Some recipes call for sifting your flour. Other recipes call for flour that has been sifted. Still other recipes don’t specify whether your flour needs to be sifted or not – and with all the options, this raises the question of what does sifting flour actually do?
Sifting flour is a way of aerating your flour and making sure that there are no large lumps in it. Flour is very finely milled and it is typically packed in small bags, where it gets packed down easily. This is especially true of cake flour, which has an exceptionally fine texture. Depending on the climate you live in, your flour might also develop lumps due to very high humidity and it can even attract small bugs, and sifting eliminates both of these problems. When a recipe calls for sifting flour together with other ingredients – such as cocoa powder, leavening agents or salt – it is to help disperse those ingredients into one mixture before adding them to a recipe.

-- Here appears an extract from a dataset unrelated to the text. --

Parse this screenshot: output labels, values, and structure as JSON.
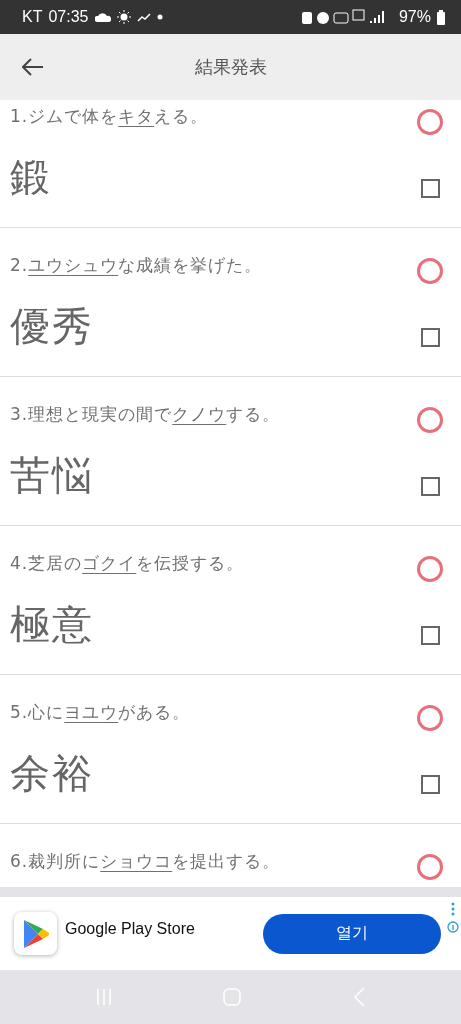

Aerated flour – as opposed to packed-down flour – is easier to mix in to recipes. For most recipes, giving your flour a few gentle stirs with a knife or whisk to aerate it while it is in your storage container is enough agitation to break up any big lumps that might be present and prepare the flour for use in a recipe. As long as you are gentle and don’t pack the flour very firmly into your measuring cup you shouldn’t have any problems when you use it, even if the recipe calls for sifting your flour after measuring.
When a recipe calls for flour to be sifted before measuring (i.e. “1 1/2 cups sifted cake flour”), however, you should take care to sift your flour before measuring. Sifted flour does have more air dispersed in it than unsifted flour, and there are some delicate recipes where having the flour as aerated as possible – such as angel food cakes – will produce a better, lighter finished product.